Activity:
Only lines that contain the word "Usuários" are to be returned from the data below.

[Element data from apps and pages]
··········

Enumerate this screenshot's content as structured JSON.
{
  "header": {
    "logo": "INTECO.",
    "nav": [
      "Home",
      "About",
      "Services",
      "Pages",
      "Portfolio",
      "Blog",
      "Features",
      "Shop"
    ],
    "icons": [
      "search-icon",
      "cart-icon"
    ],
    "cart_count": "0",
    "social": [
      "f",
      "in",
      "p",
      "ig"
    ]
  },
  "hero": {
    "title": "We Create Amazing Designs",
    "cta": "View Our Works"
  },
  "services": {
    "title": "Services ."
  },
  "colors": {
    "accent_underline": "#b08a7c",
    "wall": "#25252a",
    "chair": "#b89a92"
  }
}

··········

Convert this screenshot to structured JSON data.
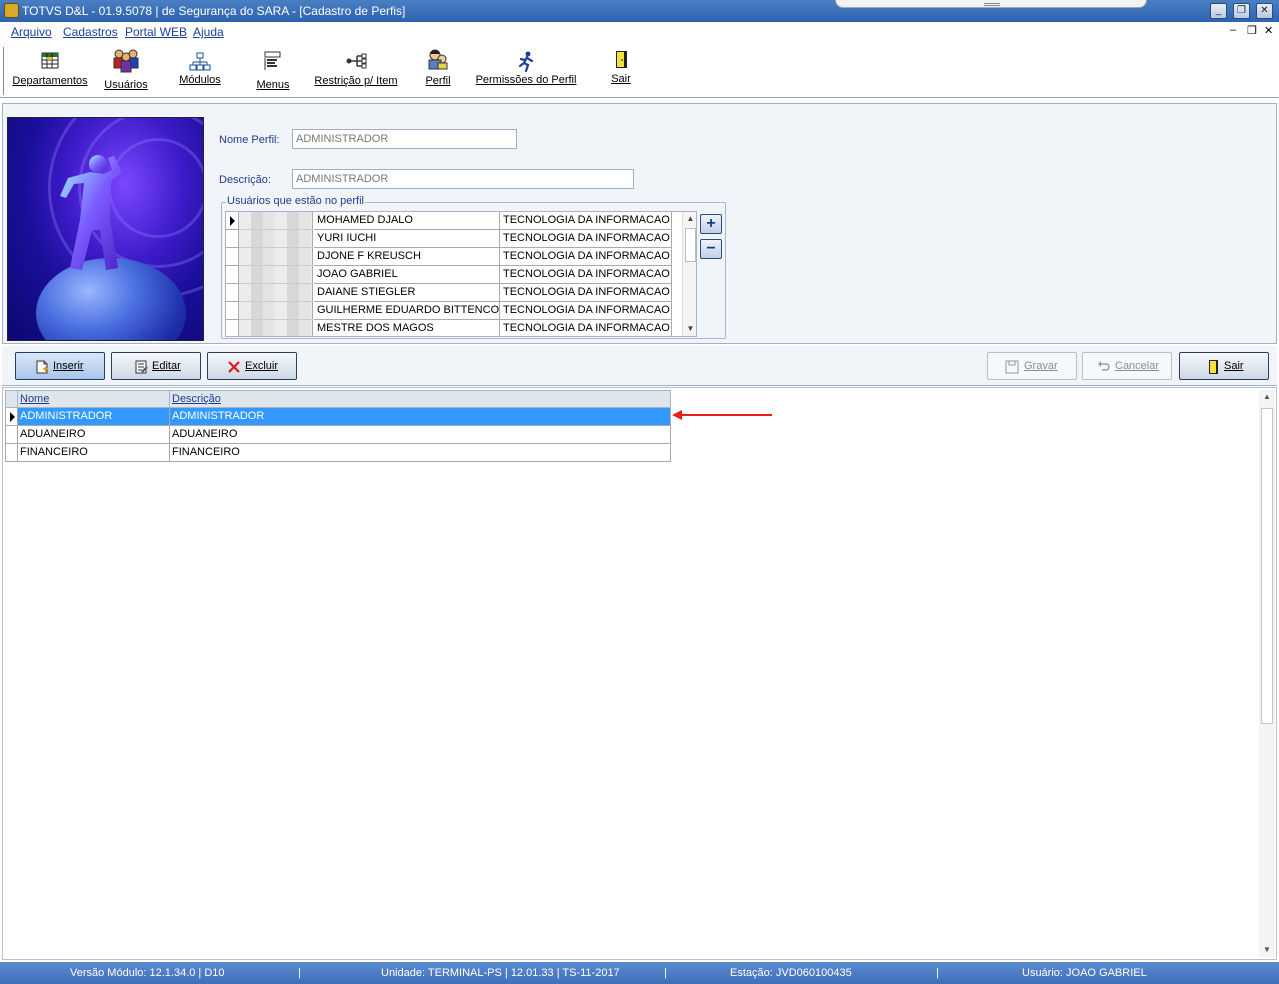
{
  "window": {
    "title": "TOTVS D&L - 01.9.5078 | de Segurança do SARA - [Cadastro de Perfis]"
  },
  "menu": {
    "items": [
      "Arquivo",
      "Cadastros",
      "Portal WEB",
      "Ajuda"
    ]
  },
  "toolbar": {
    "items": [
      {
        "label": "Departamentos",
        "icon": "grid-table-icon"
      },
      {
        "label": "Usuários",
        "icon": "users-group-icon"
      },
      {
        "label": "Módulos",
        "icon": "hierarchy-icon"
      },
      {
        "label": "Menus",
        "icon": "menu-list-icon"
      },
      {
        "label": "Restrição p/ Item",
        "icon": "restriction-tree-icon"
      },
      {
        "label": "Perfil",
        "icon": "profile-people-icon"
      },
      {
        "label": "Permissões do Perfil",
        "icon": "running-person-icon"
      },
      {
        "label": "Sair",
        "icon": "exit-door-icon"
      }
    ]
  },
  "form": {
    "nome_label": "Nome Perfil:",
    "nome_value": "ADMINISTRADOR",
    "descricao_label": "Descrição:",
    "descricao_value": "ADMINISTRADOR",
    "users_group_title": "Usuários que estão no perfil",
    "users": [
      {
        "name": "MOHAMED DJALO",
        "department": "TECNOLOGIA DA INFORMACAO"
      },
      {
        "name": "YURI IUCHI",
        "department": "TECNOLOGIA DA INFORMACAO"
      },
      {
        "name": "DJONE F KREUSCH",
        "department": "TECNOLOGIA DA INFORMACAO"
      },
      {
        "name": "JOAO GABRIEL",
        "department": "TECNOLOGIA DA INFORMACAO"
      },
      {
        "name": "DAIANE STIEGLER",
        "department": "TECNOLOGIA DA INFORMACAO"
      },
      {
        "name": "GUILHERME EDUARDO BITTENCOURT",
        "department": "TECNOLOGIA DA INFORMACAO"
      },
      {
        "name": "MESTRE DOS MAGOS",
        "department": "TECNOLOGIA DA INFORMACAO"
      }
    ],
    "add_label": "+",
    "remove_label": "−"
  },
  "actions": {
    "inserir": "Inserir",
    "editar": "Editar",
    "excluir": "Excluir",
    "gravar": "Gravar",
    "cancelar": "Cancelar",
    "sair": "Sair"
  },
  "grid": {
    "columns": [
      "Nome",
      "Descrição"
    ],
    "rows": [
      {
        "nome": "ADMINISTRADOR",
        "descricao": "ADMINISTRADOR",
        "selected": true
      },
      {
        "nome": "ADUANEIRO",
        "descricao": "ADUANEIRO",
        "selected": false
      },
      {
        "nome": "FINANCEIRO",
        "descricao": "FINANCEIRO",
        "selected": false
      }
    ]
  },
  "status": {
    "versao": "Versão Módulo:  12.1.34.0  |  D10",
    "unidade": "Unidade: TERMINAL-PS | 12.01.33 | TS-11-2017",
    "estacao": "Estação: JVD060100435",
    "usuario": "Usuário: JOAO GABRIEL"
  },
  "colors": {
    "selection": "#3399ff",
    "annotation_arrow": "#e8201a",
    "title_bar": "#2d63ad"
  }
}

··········

Completed exercise:
        "label": "Usuários",
    "users_group_title": "Usuários que estão no perfil",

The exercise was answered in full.